⟨

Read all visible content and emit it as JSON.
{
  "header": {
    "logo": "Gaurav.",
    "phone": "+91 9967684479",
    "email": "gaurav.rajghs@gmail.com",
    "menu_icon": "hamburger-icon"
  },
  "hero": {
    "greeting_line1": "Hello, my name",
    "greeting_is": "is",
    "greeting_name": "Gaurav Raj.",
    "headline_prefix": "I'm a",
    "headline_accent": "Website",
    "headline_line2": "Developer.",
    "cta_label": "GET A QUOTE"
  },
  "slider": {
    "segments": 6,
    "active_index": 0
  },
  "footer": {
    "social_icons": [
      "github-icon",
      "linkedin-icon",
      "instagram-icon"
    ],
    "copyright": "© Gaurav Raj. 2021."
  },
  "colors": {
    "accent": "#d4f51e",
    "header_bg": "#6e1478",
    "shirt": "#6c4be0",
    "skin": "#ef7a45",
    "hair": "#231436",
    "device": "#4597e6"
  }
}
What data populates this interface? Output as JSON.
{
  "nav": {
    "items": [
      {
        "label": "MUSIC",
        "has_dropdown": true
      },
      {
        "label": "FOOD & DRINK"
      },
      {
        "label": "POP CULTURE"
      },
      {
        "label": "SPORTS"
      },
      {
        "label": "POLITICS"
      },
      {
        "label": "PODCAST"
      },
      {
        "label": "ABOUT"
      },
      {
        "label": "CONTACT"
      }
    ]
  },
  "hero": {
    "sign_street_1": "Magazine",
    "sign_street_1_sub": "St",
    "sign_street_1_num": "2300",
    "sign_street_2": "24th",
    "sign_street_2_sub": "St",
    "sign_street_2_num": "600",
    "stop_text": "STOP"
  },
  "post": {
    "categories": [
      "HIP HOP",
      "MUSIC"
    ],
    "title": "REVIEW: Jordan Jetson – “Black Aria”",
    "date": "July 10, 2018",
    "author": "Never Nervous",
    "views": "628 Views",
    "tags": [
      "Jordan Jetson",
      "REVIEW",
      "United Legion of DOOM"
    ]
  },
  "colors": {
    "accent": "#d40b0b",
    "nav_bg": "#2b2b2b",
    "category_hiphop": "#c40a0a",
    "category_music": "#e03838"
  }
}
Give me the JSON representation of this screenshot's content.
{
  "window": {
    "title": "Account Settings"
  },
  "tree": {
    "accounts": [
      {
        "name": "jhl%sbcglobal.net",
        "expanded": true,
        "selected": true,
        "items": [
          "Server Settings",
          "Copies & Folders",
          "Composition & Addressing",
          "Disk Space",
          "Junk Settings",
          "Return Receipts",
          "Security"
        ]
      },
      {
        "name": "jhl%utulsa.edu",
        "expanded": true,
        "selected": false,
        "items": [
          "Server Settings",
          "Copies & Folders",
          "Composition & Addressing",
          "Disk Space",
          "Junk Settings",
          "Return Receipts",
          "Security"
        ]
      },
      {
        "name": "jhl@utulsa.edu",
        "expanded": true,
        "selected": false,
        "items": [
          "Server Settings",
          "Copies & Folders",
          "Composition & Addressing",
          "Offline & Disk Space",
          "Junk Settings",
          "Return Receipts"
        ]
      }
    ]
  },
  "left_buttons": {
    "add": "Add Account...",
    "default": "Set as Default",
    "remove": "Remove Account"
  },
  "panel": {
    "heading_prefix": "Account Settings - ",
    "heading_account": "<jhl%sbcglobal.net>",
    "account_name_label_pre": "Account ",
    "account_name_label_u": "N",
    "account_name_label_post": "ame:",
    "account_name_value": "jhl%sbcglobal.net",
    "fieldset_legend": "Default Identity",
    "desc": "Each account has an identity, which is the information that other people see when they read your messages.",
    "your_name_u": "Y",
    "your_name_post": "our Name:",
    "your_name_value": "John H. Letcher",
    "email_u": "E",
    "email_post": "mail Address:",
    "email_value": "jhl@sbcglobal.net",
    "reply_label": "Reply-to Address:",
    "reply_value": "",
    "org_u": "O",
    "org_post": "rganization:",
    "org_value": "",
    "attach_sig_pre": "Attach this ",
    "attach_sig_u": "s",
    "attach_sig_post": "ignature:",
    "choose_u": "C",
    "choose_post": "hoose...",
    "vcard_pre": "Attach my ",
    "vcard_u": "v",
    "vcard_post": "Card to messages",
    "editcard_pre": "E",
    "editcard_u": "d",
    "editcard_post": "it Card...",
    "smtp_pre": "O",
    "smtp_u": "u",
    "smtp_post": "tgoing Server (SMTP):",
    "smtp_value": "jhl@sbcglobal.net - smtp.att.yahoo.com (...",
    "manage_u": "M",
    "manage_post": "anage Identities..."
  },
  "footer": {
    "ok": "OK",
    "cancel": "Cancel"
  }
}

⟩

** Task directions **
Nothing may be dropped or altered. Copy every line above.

** Result of this task **
Read all visible content and emit it as JSON.
{
  "header": {
    "logo": "Gaurav.",
    "phone": "+91 9967684479",
    "email": "gaurav.rajghs@gmail.com",
    "menu_icon": "hamburger-icon"
  },
  "hero": {
    "greeting_line1": "Hello, my name",
    "greeting_is": "is",
    "greeting_name": "Gaurav Raj.",
    "headline_prefix": "I'm a",
    "headline_accent": "Website",
    "headline_line2": "Developer.",
    "cta_label": "GET A QUOTE"
  },
  "slider": {
    "segments": 6,
    "active_index": 0
  },
  "footer": {
    "social_icons": [
      "github-icon",
      "linkedin-icon",
      "instagram-icon"
    ],
    "copyright": "© Gaurav Raj. 2021."
  },
  "colors": {
    "accent": "#d4f51e",
    "header_bg": "#6e1478",
    "shirt": "#6c4be0",
    "skin": "#ef7a45",
    "hair": "#231436",
    "device": "#4597e6"
  }
}
What data populates this interface? Output as JSON.
{
  "nav": {
    "items": [
      {
        "label": "MUSIC",
        "has_dropdown": true
      },
      {
        "label": "FOOD & DRINK"
      },
      {
        "label": "POP CULTURE"
      },
      {
        "label": "SPORTS"
      },
      {
        "label": "POLITICS"
      },
      {
        "label": "PODCAST"
      },
      {
        "label": "ABOUT"
      },
      {
        "label": "CONTACT"
      }
    ]
  },
  "hero": {
    "sign_street_1": "Magazine",
    "sign_street_1_sub": "St",
    "sign_street_1_num": "2300",
    "sign_street_2": "24th",
    "sign_street_2_sub": "St",
    "sign_street_2_num": "600",
    "stop_text": "STOP"
  },
  "post": {
    "categories": [
      "HIP HOP",
      "MUSIC"
    ],
    "title": "REVIEW: Jordan Jetson – “Black Aria”",
    "date": "July 10, 2018",
    "author": "Never Nervous",
    "views": "628 Views",
    "tags": [
      "Jordan Jetson",
      "REVIEW",
      "United Legion of DOOM"
    ]
  },
  "colors": {
    "accent": "#d40b0b",
    "nav_bg": "#2b2b2b",
    "category_hiphop": "#c40a0a",
    "category_music": "#e03838"
  }
}
Give me the JSON representation of this screenshot's content.
{
  "window": {
    "title": "Account Settings"
  },
  "tree": {
    "accounts": [
      {
        "name": "jhl%sbcglobal.net",
        "expanded": true,
        "selected": true,
        "items": [
          "Server Settings",
          "Copies & Folders",
          "Composition & Addressing",
          "Disk Space",
          "Junk Settings",
          "Return Receipts",
          "Security"
        ]
      },
      {
        "name": "jhl%utulsa.edu",
        "expanded": true,
        "selected": false,
        "items": [
          "Server Settings",
          "Copies & Folders",
          "Composition & Addressing",
          "Disk Space",
          "Junk Settings",
          "Return Receipts",
          "Security"
        ]
      },
      {
        "name": "jhl@utulsa.edu",
        "expanded": true,
        "selected": false,
        "items": [
          "Server Settings",
          "Copies & Folders",
          "Composition & Addressing",
          "Offline & Disk Space",
          "Junk Settings",
          "Return Receipts"
        ]
      }
    ]
  },
  "left_buttons": {
    "add": "Add Account...",
    "default": "Set as Default",
    "remove": "Remove Account"
  },
  "panel": {
    "heading_prefix": "Account Settings - ",
    "heading_account": "<jhl%sbcglobal.net>",
    "account_name_label_pre": "Account ",
    "account_name_label_u": "N",
    "account_name_label_post": "ame:",
    "account_name_value": "jhl%sbcglobal.net",
    "fieldset_legend": "Default Identity",
    "desc": "Each account has an identity, which is the information that other people see when they read your messages.",
    "your_name_u": "Y",
    "your_name_post": "our Name:",
    "your_name_value": "John H. Letcher",
    "email_u": "E",
    "email_post": "mail Address:",
    "email_value": "jhl@sbcglobal.net",
    "reply_label": "Reply-to Address:",
    "reply_value": "",
    "org_u": "O",
    "org_post": "rganization:",
    "org_value": "",
    "attach_sig_pre": "Attach this ",
    "attach_sig_u": "s",
    "attach_sig_post": "ignature:",
    "choose_u": "C",
    "choose_post": "hoose...",
    "vcard_pre": "Attach my ",
    "vcard_u": "v",
    "vcard_post": "Card to messages",
    "editcard_pre": "E",
    "editcard_u": "d",
    "editcard_post": "it Card...",
    "smtp_pre": "O",
    "smtp_u": "u",
    "smtp_post": "tgoing Server (SMTP):",
    "smtp_value": "jhl@sbcglobal.net - smtp.att.yahoo.com (...",
    "manage_u": "M",
    "manage_post": "anage Identities..."
  },
  "footer": {
    "ok": "OK",
    "cancel": "Cancel"
  }
}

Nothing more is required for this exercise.